Last reviewed 8 January 2019

On 23 November 2018, the Environment Agency (EA) announced that it had accepted an offer from Wessex Water to pay a record £975,000 to achieve equivalent environmental benefits following sewage spills on the Dorset coast. The company also offered £25,000 compensation to the RNLI, taking the total payment to £1 million.

The Facts

The EA said that Wessex Water was owner and operator of a sewage treatment works near Swanage Bay, Dorset. Between 2016 and 2017, a series of sewage spillages occurred, where an estimated 142,000m3 of sewage was discharged into the sea.

The treatment works’ permit allowed for discharges from three separate outfalls. Discharges should only occur when flows exceed limits specified in the permit. Swanage Sewage Treatment Works had previously operated to a high standard, but it had deteriorated around the time of the discharges, resulting in a loss in storage capacity. Following a storm on 1 August 2016, extra flows entered the works. As there was nowhere to store the incoming flows, it resulted in unconsented discharges leaking into Swanage Bay. Wessex Water failed to report the discharges until three days later.

One of the sewage spills was witnessed by a local RNLI lifeboat crew who sailed through a plume of raw sewage off Peverill Point on 1 August 2016. They subsequently complained to Wessex Water and the local authority. Another sewage spillage happened during the 2016 Swanage carnival weekend.
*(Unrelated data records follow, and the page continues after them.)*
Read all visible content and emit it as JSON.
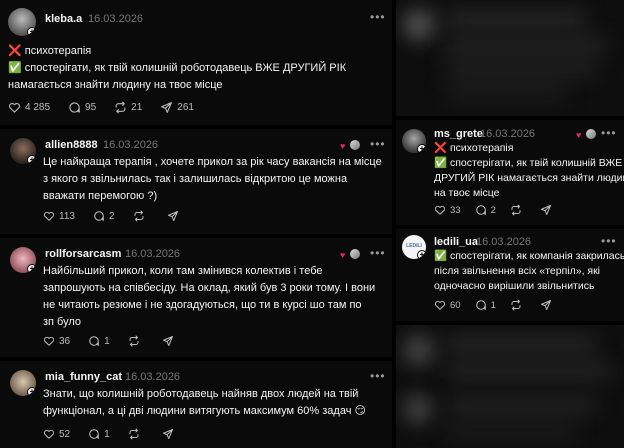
{
  "posts": [
    {
      "username": "kleba.a",
      "date": "16.03.2026",
      "lines": [
        "❌ психотерапія",
        "✅ спостерігати, як твій колишній роботодавець ВЖЕ ДРУГИЙ РІК",
        "намагається знайти людину на твоє місце"
      ],
      "likes": "4 285",
      "comments": "95",
      "reposts": "21",
      "shares": "261"
    },
    {
      "username": "allien8888",
      "date": "16.03.2026",
      "lines": [
        "Це найкраща терапія , хочете прикол за рік часу вакансія на місце",
        "з якого я звільнилась так і залишилась відкритою це можна",
        "вважати перемогою ?)"
      ],
      "likes": "113",
      "comments": "2"
    },
    {
      "username": "rollforsarcasm",
      "date": "16.03.2026",
      "lines": [
        "Найбільший прикол, коли там змінився колектив і тебе",
        "запрошують на співбесіду. На оклад, який був 3 роки тому. І вони",
        "не читають резюме і не здогадуються, що ти в курсі шо там по",
        "зп було"
      ],
      "likes": "36",
      "comments": "1"
    },
    {
      "username": "mia_funny_cat",
      "date": "16.03.2026",
      "lines": [
        "Знати, що колишній роботодавець найняв двох людей на твій",
        "функціонал, а ці дві людини витягують максимум 60% задач 😏"
      ],
      "likes": "52",
      "comments": "1"
    },
    {
      "username": "ms_grete",
      "date": "16.03.2026",
      "lines": [
        "❌ психотерапія",
        "✅ спостерігати, як твій колишній ВЖЕ",
        "ДРУГИЙ РІК намагається знайти людину",
        "на твоє місце"
      ],
      "likes": "33",
      "comments": "2"
    },
    {
      "username": "ledili_ua",
      "date": "16.03.2026",
      "avatar_text": "LEDILI",
      "lines": [
        "✅ спостерігати, як компанія закрилась",
        "після звільнення всіх «терпіл», які",
        "одночасно вирішили звільнитись"
      ],
      "likes": "60",
      "comments": "1"
    }
  ],
  "colors": {
    "background": "#0a0a0a",
    "text": "#f3f5f7",
    "muted": "#777777",
    "heart": "#e0245e"
  },
  "icons": [
    "heart-icon",
    "comment-icon",
    "repost-icon",
    "share-icon",
    "more-icon",
    "follow-plus-icon"
  ]
}
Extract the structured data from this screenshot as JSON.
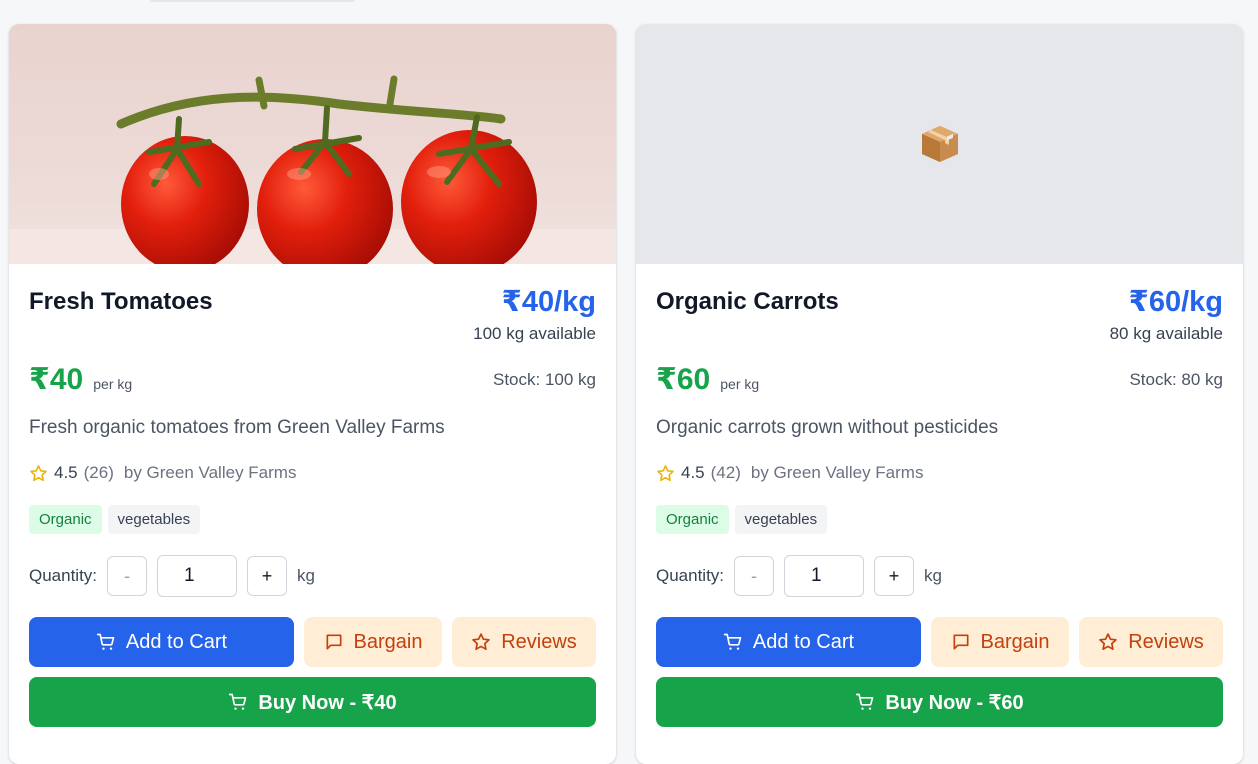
{
  "colors": {
    "accent_blue": "#2563eb",
    "accent_green": "#16a34a",
    "bargain_bg": "#ffedd5",
    "bargain_text": "#c2410c"
  },
  "labels": {
    "quantity": "Quantity:",
    "add_to_cart": "Add to Cart",
    "bargain": "Bargain",
    "reviews": "Reviews",
    "minus": "-",
    "plus": "+"
  },
  "products": [
    {
      "name": "Fresh Tomatoes",
      "unit_price": "₹40/kg",
      "available": "100 kg available",
      "price": "₹40",
      "per_unit": "per kg",
      "stock": "Stock: 100 kg",
      "description": "Fresh organic tomatoes from Green Valley Farms",
      "rating": "4.5",
      "review_count": "(26)",
      "seller": "by Green Valley Farms",
      "tags": [
        "Organic",
        "vegetables"
      ],
      "quantity": "1",
      "unit": "kg",
      "buy_now": "Buy Now - ₹40",
      "image": "tomatoes-photo"
    },
    {
      "name": "Organic Carrots",
      "unit_price": "₹60/kg",
      "available": "80 kg available",
      "price": "₹60",
      "per_unit": "per kg",
      "stock": "Stock: 80 kg",
      "description": "Organic carrots grown without pesticides",
      "rating": "4.5",
      "review_count": "(42)",
      "seller": "by Green Valley Farms",
      "tags": [
        "Organic",
        "vegetables"
      ],
      "quantity": "1",
      "unit": "kg",
      "buy_now": "Buy Now - ₹60",
      "image": "package-icon"
    }
  ]
}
On 5 August 2016, the continuing discharges prompted the local council to erect warning signs on Swanage beach.

Swanage Sewage Treatment Works now operates in compliance with its permit and has been since April 2018.
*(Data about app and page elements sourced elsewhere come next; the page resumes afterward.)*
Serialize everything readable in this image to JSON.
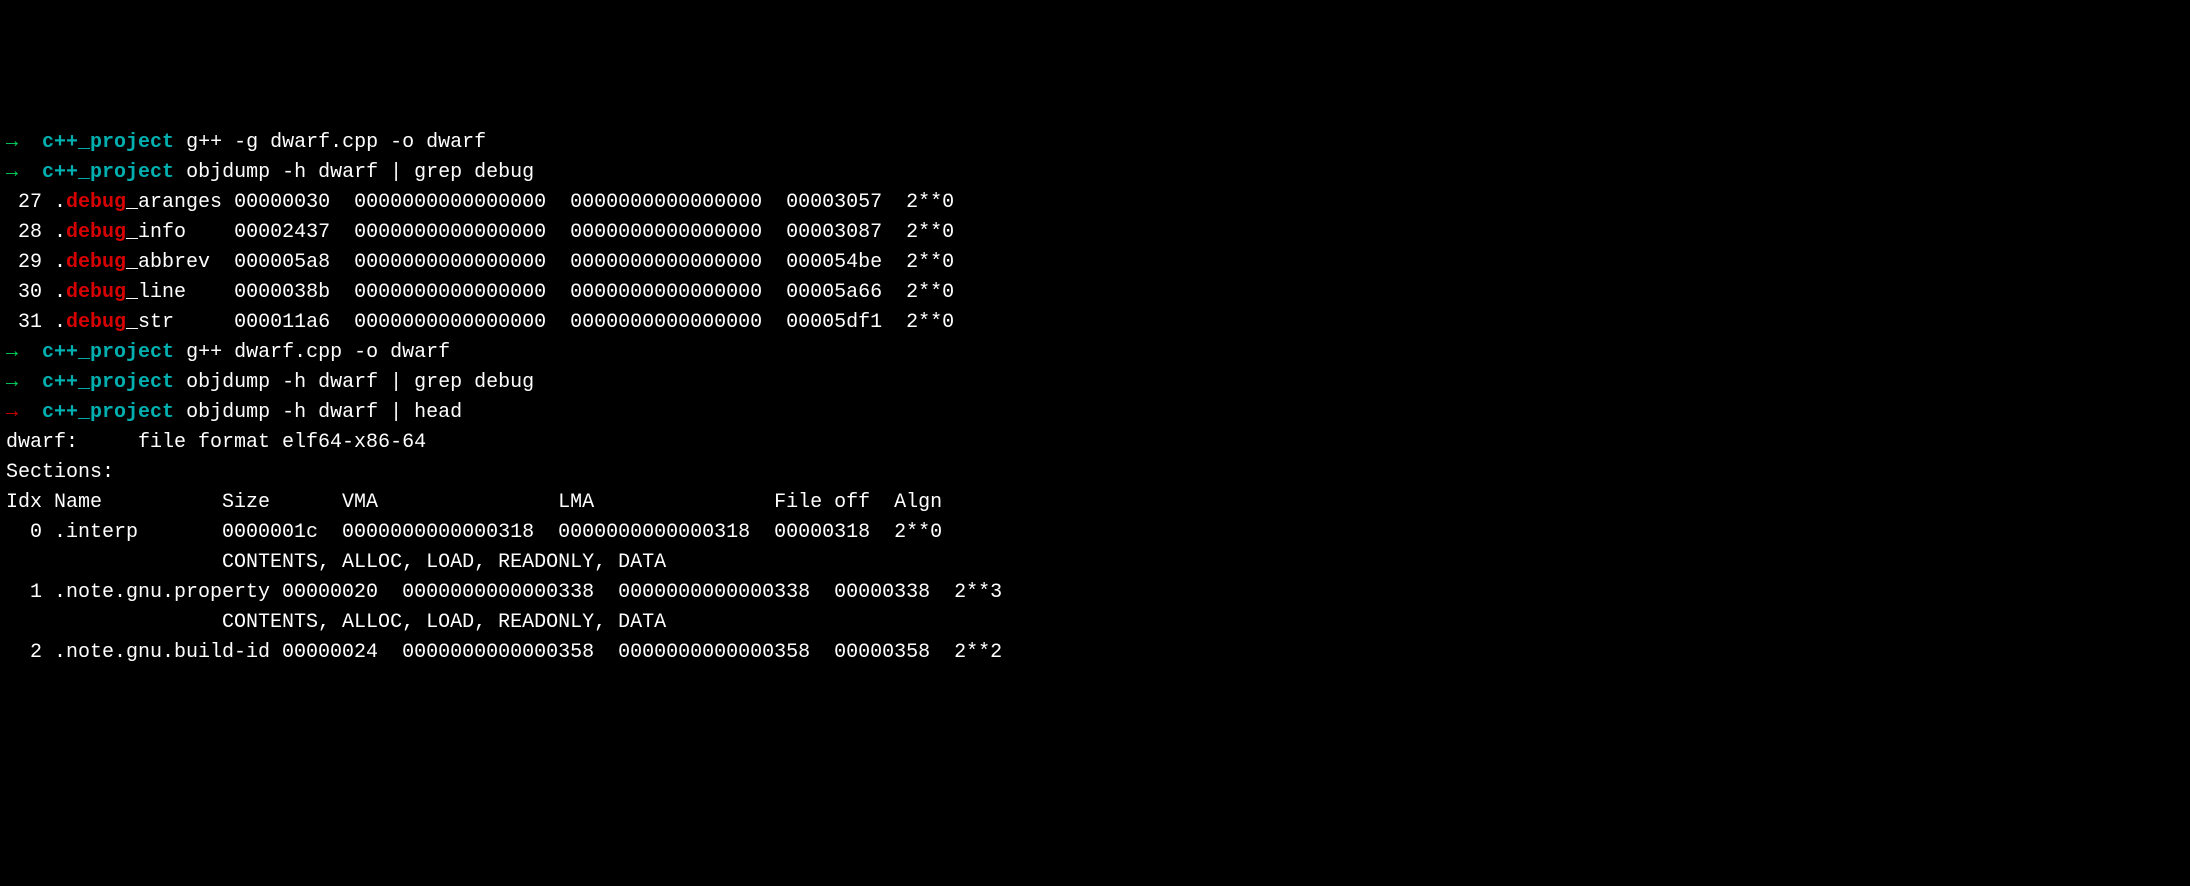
{
  "prompts": [
    {
      "arrow": "→",
      "arrowColor": "green",
      "dir": "c++_project",
      "cmd": "g++ -g dwarf.cpp -o dwarf"
    },
    {
      "arrow": "→",
      "arrowColor": "green",
      "dir": "c++_project",
      "cmd": "objdump -h dwarf | grep debug"
    }
  ],
  "debugLines": [
    {
      "idx": " 27 ",
      "prefix": ".",
      "hl": "debug",
      "suffix": "_aranges 00000030  0000000000000000  0000000000000000  00003057  2**0"
    },
    {
      "idx": " 28 ",
      "prefix": ".",
      "hl": "debug",
      "suffix": "_info    00002437  0000000000000000  0000000000000000  00003087  2**0"
    },
    {
      "idx": " 29 ",
      "prefix": ".",
      "hl": "debug",
      "suffix": "_abbrev  000005a8  0000000000000000  0000000000000000  000054be  2**0"
    },
    {
      "idx": " 30 ",
      "prefix": ".",
      "hl": "debug",
      "suffix": "_line    0000038b  0000000000000000  0000000000000000  00005a66  2**0"
    },
    {
      "idx": " 31 ",
      "prefix": ".",
      "hl": "debug",
      "suffix": "_str     000011a6  0000000000000000  0000000000000000  00005df1  2**0"
    }
  ],
  "prompts2": [
    {
      "arrow": "→",
      "arrowColor": "green",
      "dir": "c++_project",
      "cmd": "g++ dwarf.cpp -o dwarf"
    },
    {
      "arrow": "→",
      "arrowColor": "green",
      "dir": "c++_project",
      "cmd": "objdump -h dwarf | grep debug"
    },
    {
      "arrow": "→",
      "arrowColor": "red",
      "dir": "c++_project",
      "cmd": "objdump -h dwarf | head"
    }
  ],
  "blank1": "",
  "fileFormat": "dwarf:     file format elf64-x86-64",
  "blank2": "",
  "sectionsHeader": "Sections:",
  "tableHeader": "Idx Name          Size      VMA               LMA               File off  Algn",
  "sections": [
    "  0 .interp       0000001c  0000000000000318  0000000000000318  00000318  2**0",
    "                  CONTENTS, ALLOC, LOAD, READONLY, DATA",
    "  1 .note.gnu.property 00000020  0000000000000338  0000000000000338  00000338  2**3",
    "                  CONTENTS, ALLOC, LOAD, READONLY, DATA",
    "  2 .note.gnu.build-id 00000024  0000000000000358  0000000000000358  00000358  2**2"
  ]
}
The Decision

Wessex Water admitted failing to comply with the site’s environmental permit on various dates between 31 July 2016 and 3 August 2017. They subsequently offered the following:

£400,000 towards a local authority flood defence scheme in Swanage. Swanage town centre lies within a flood risk zone, where temporary defences are deployed to help protect local businesses and properties. The contribution offered by Wessex Water will improve the level of flood protection in the town, thereby benefiting local residents and businesses.

£400,000 to Dorset Waste Partnership to fund the development of a doorstep recycling service for domestic fat, oil and grease. The money will be used to help determine the facilities needed for the service and fund additional resources to assist with recycling.

£100,000 towards the Dorset Litter Free Coast and Sea Project.

£75,000 to the Durlston Country Park and Nature Reserve. The donation will enable the provision of equipment for animal surveys and raise awareness and promote management of the rich local environment.

The company also offered £25,000 compensation to Swanage RNLI Lifeboat Station as an impacted third party, taking the total payout to £1 million. The package is the highest ever accepted in England.

After consideration, the EA accepted Wessex Water’s enforcement undertaking on the basis that the company had accepted breaching the legislation, and payments totalling £975,000 would secure improvements to the environment including flood defence and measures to tackle fats, oil and grease — which can cause pollution to rivers and coastal waters if poured down the sink. Mark Sitton-Kent from the EA said:

When water companies damage the environment by illegally polluting water the Environment Agency will take tough enforcement action against them including civil sanctions.

This record pay-out will secure a range of environmental improvements for the local community, tourism and future water quality.


An Enforcement Undertaking is part of a legal agreement which is a form of Civil Sanction. It requires a company or individual offering to put right what went wrong and compensate people and the environment. Prior to this enforcement undertaking, the previous highest was £650,752 paid by Costcutter Supermarkets Group Limited to the Waste and Resources Action Programme (WRAP) charity in 2017 for offences under the Producer Responsibility Obligations (Packaging Waste) Regulations 2007. The highest previous financial contribution from a water company was £375,000 paid by Northumbrian Water Limited in relation to pollution incidents from one of its sewage pumping stations between 2015 and 2016, which was formally accepted in December 2016.

The EA has previously accepted four other enforcement undertakings from Wessex Water, the highest of which was £200,000 for an enforcement undertaking relating to Wick St Lawrence, Somerset. The money was split between a number of charities and organisations to help fund environmental projects.

It seems that the EA are increasingly willing to accept enforcement undertakings. The important features seem to be whether there is the intention to rectify the damage caused by polluting incidents and the ability of the company to pay. As such, even with large scale polluting incidents following inappropriate waste management, companies should be mindful of their ability to offer enforcement undertakings.